Nederlands Fotomuseum - Rotterdam | May, 2024

A walk through an exhibition that presents selected outcomes of a long term research project that activates the photographic legacy of Dutch author, storyteller and biological anthropologist Paul Julien (1901-2001). The activations are undertaking in collective ways and aim to develop strategies to learn about the past as well as to subvert its cultural violence in a future oriented way.

Below you find the general exhibition text.
The texts that accompany elements of the show can be downloaded as a pdf here.

Paul Julien (1901-2001) made fifteen journeys through the part of Africa where the equator runs through the continent from west to east between 1932 and 1962. The pictures he produced are remarkable because of their quantity and consistent photographic quality. Julien photographed and filmed at a time when colonial governments and Christian missionaries were the dominant powers in most parts of the continent. His images are extraordinary in their multiplicity and consistent photographic quality. At the same time, they are problematic. The one-sided imagination of Africa, of which Paul Julien’s work is a part, continues to have a negative impact on the lives of people on the continent and its diaspora. 

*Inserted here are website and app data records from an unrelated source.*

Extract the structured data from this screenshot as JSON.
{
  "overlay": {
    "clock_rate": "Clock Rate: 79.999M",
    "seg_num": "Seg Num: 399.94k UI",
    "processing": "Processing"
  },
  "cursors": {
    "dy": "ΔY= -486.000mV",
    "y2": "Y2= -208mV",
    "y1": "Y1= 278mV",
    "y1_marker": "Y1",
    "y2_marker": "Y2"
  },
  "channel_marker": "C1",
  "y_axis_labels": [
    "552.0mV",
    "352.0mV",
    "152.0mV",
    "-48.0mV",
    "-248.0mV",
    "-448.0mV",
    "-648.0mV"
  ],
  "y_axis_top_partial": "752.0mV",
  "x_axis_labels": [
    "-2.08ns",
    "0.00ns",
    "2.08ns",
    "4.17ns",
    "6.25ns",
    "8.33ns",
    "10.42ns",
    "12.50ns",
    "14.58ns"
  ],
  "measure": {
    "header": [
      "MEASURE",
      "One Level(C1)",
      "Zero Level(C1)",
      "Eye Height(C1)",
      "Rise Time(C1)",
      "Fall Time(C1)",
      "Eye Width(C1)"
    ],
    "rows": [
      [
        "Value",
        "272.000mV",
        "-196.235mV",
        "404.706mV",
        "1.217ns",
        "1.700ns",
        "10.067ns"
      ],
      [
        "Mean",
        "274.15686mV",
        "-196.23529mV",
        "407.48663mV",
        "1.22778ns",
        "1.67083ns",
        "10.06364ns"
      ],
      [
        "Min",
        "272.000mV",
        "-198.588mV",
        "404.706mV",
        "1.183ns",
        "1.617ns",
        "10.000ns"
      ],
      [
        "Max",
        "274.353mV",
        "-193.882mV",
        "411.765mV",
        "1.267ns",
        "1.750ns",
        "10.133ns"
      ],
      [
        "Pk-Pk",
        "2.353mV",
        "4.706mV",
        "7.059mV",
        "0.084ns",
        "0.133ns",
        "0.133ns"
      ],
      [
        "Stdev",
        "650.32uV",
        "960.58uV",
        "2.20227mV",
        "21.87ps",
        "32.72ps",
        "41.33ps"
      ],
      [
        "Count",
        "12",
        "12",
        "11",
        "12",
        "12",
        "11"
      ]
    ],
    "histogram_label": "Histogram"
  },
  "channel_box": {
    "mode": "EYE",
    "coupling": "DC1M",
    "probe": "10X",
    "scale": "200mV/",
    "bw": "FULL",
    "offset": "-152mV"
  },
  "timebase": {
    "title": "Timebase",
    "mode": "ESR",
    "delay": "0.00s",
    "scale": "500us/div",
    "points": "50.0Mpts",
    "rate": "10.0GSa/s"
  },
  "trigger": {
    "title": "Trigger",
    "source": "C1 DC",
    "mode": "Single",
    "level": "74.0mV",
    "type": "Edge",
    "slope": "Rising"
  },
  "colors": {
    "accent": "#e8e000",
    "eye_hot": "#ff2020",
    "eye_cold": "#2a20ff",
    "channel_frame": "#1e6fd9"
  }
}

He collected data in the name of science by, for example, measuring body characteristics and taking blood samples. Racist methods, which had originated in the eighteenth century and were used by Western European researchers during the colonization of Africa. After Paul Julien’s death, his photographic legacy and documentation was transferred to the Nederlands Fotomuseum. 

Since 2012, artist and researcher Andrea Stultiens has been activating this legacy in various ways. Such as through ‘rephotography’ and “collective making” in collaboration with members of communities photographed by Paul Julien. In doing so, she provides space for valuable encounters, interactions, perspectives and collaborations. In doing so, she contributes to the understanding of twentieth-century images of Africa and the ways in which this permeates the present. These activations provide insight into the different values an archive can have. From recognition and appreciation of descendants to starting points for new research and historiography.

The Nederlands Fotomuseum believes that it is important to invite researchers, curators and artists to provide opportunities for visitors to connect the museum’s rich Collection to the present. History reveals its nuances through these connections, helping to stimulate a critical relationship between audiences and the Collection. This is especially important in cases where there might be friction between certain pictures and current debates.

This exhibition invites you to consider the ways in which you think through the multiple perspectives presented on its platforms, and to reflect on the ways you relate to the ongoing debate regarding the decolonization of museums. 

The Nederlands Fotomuseum also collaborated with Andrea Stultiens to develop a book with the same title as this exhibition, which is on display in the exhibition and for sale in the Museum shop.

In the exhibition three brief conversations provide context for what is on show. They can also be seen through the following links:
Kemurl Fofanah & me
Sammy Baloji & Filip de Boeck
Guinevere Ras-Marchena & Valeria Posada-Villada

On the occasion of the exhibition a book with almost the same title was published. The content of book and exhibition overlap, but are different thanks to the particular affordances of presenting photographs (and derivates thereof) in spaces and on the pages of a book.
The book can be acquired at the exhibition, through the publisher Jap Sam Books, or your local bookshop using its ISBN 978-94-93329-17-1

Most of the installation photographs by: Aad Hoogendoorn, some by me.
Most of the photographs with audience by Roger Anis, some by Will Boase or me.